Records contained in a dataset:
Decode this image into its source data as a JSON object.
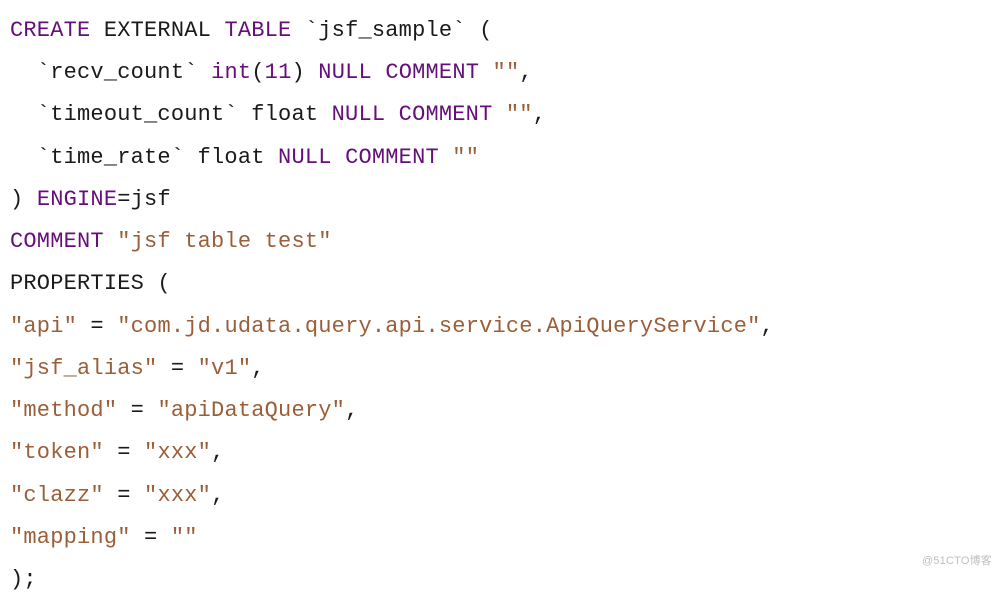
{
  "code": {
    "l1": {
      "kw1": "CREATE",
      "t1": " EXTERNAL ",
      "kw2": "TABLE",
      "t2": " `jsf_sample` ("
    },
    "l2": {
      "t1": "  `recv_count` ",
      "kw1": "int",
      "t2": "(",
      "kw2": "11",
      "t3": ") ",
      "kw3": "NULL",
      "t4": " ",
      "kw4": "COMMENT",
      "t5": " ",
      "s1": "\"\"",
      "t6": ","
    },
    "l3": {
      "t1": "  `timeout_count` float ",
      "kw1": "NULL",
      "t2": " ",
      "kw2": "COMMENT",
      "t3": " ",
      "s1": "\"\"",
      "t4": ","
    },
    "l4": {
      "t1": "  `time_rate` float ",
      "kw1": "NULL",
      "t2": " ",
      "kw2": "COMMENT",
      "t3": " ",
      "s1": "\"\""
    },
    "l5": {
      "t1": ") ",
      "kw1": "ENGINE",
      "t2": "=jsf"
    },
    "l6": {
      "kw1": "COMMENT",
      "t1": " ",
      "s1": "\"jsf table test\""
    },
    "l7": {
      "t1": "PROPERTIES ("
    },
    "l8": {
      "s1": "\"api\"",
      "t1": " = ",
      "s2": "\"com.jd.udata.query.api.service.ApiQueryService\"",
      "t2": ","
    },
    "l9": {
      "s1": "\"jsf_alias\"",
      "t1": " = ",
      "s2": "\"v1\"",
      "t2": ","
    },
    "l10": {
      "s1": "\"method\"",
      "t1": " = ",
      "s2": "\"apiDataQuery\"",
      "t2": ","
    },
    "l11": {
      "s1": "\"token\"",
      "t1": " = ",
      "s2": "\"xxx\"",
      "t2": ","
    },
    "l12": {
      "s1": "\"clazz\"",
      "t1": " = ",
      "s2": "\"xxx\"",
      "t2": ","
    },
    "l13": {
      "s1": "\"mapping\"",
      "t1": " = ",
      "s2": "\"\""
    },
    "l14": {
      "t1": ");"
    }
  },
  "watermark": "@51CTO博客"
}
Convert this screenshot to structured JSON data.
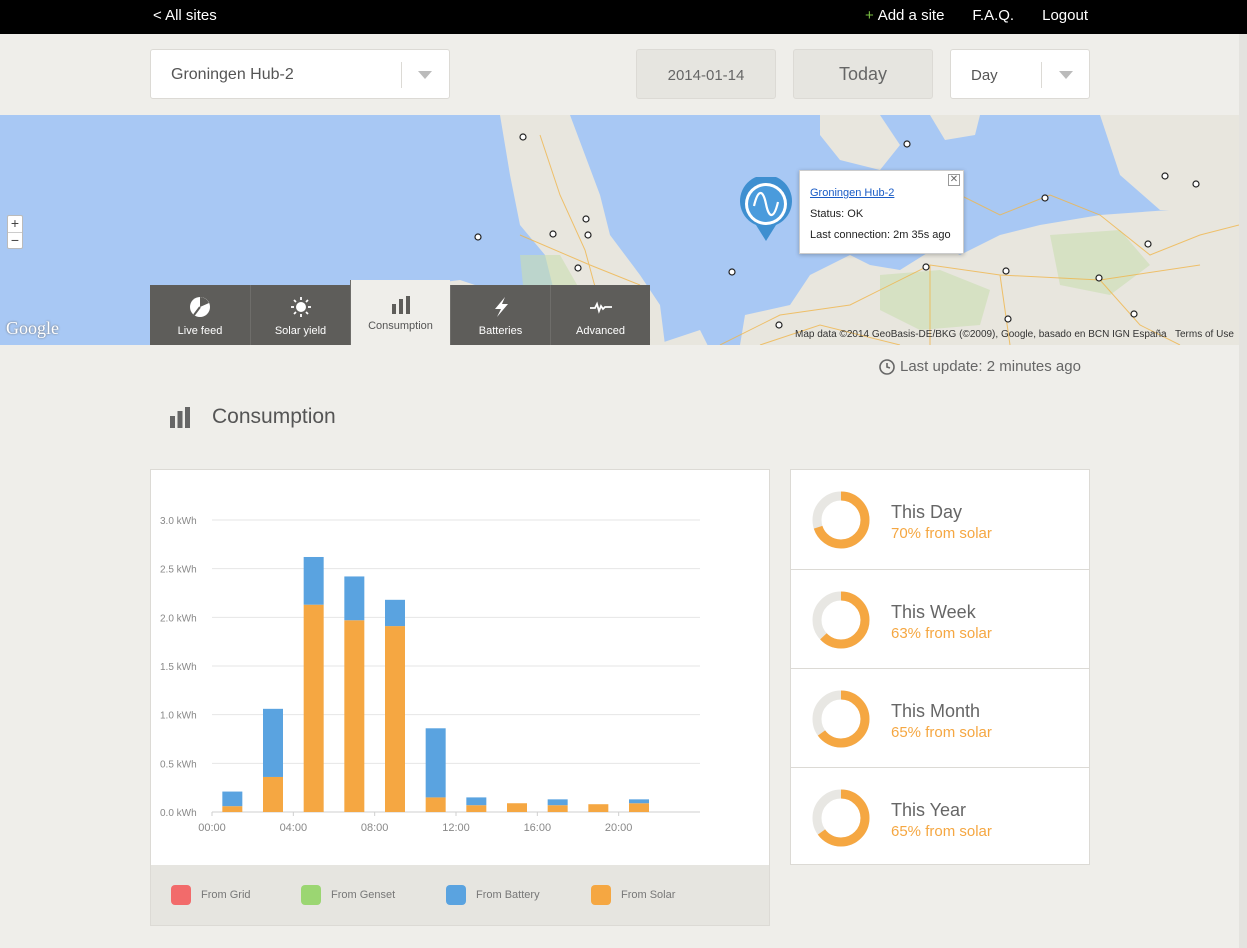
{
  "topbar": {
    "all_sites": "< All sites",
    "add_site": "Add a site",
    "faq": "F.A.Q.",
    "logout": "Logout"
  },
  "controls": {
    "site": "Groningen Hub-2",
    "date": "2014-01-14",
    "today": "Today",
    "period": "Day"
  },
  "map": {
    "zoom_in": "+",
    "zoom_out": "−",
    "logo": "Google",
    "attribution": "Map data ©2014 GeoBasis-DE/BKG (©2009), Google, basado en BCN IGN España",
    "terms": "Terms of Use",
    "popup": {
      "site_link": "Groningen Hub-2",
      "status": "Status: OK",
      "last_connection": "Last connection: 2m 35s ago",
      "close": "✕"
    }
  },
  "tabs": [
    {
      "label": "Live feed",
      "icon": "pie-chart-icon",
      "active": false
    },
    {
      "label": "Solar yield",
      "icon": "sun-icon",
      "active": false
    },
    {
      "label": "Consumption",
      "icon": "bar-chart-icon",
      "active": true
    },
    {
      "label": "Batteries",
      "icon": "lightning-icon",
      "active": false
    },
    {
      "label": "Advanced",
      "icon": "waveform-icon",
      "active": false
    }
  ],
  "last_update": "Last update: 2 minutes ago",
  "section_title": "Consumption",
  "colors": {
    "grid": "#f26b6b",
    "genset": "#9bd672",
    "battery": "#5aa3e0",
    "solar": "#f5a742"
  },
  "chart_data": {
    "type": "bar",
    "stacked": true,
    "x_ticks": [
      "00:00",
      "04:00",
      "08:00",
      "12:00",
      "16:00",
      "20:00"
    ],
    "categories": [
      "00:00",
      "02:00",
      "04:00",
      "06:00",
      "08:00",
      "10:00",
      "12:00",
      "14:00",
      "16:00",
      "18:00",
      "20:00",
      "22:00"
    ],
    "y_ticks": [
      "0.0 kWh",
      "0.5 kWh",
      "1.0 kWh",
      "1.5 kWh",
      "2.0 kWh",
      "2.5 kWh",
      "3.0 kWh"
    ],
    "ylim": [
      0,
      3.0
    ],
    "series": [
      {
        "name": "From Grid",
        "values": [
          0,
          0,
          0,
          0,
          0,
          0,
          0,
          0,
          0,
          0,
          0,
          0
        ]
      },
      {
        "name": "From Genset",
        "values": [
          0,
          0,
          0,
          0,
          0,
          0,
          0,
          0,
          0,
          0,
          0,
          0
        ]
      },
      {
        "name": "From Solar",
        "values": [
          0.06,
          0.36,
          2.13,
          1.97,
          1.91,
          0.15,
          0.07,
          0.09,
          0.07,
          0.08,
          0.09,
          0
        ]
      },
      {
        "name": "From Battery",
        "values": [
          0.15,
          0.7,
          0.49,
          0.45,
          0.27,
          0.71,
          0.08,
          0,
          0.06,
          0,
          0.04,
          0
        ]
      }
    ],
    "legend": [
      "From Grid",
      "From Genset",
      "From Battery",
      "From Solar"
    ]
  },
  "stats": [
    {
      "name": "This Day",
      "pct_label": "70% from solar",
      "solar_fraction": 0.7
    },
    {
      "name": "This Week",
      "pct_label": "63% from solar",
      "solar_fraction": 0.63
    },
    {
      "name": "This Month",
      "pct_label": "65% from solar",
      "solar_fraction": 0.65
    },
    {
      "name": "This Year",
      "pct_label": "65% from solar",
      "solar_fraction": 0.65
    }
  ]
}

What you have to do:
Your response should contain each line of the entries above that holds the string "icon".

Solution for this exercise:
      "icon": "pie-chart-icon",
      "icon": "sun-icon",
      "icon": "bar-chart-icon",
      "icon": "lightning-icon",
      "icon": "waveform-icon",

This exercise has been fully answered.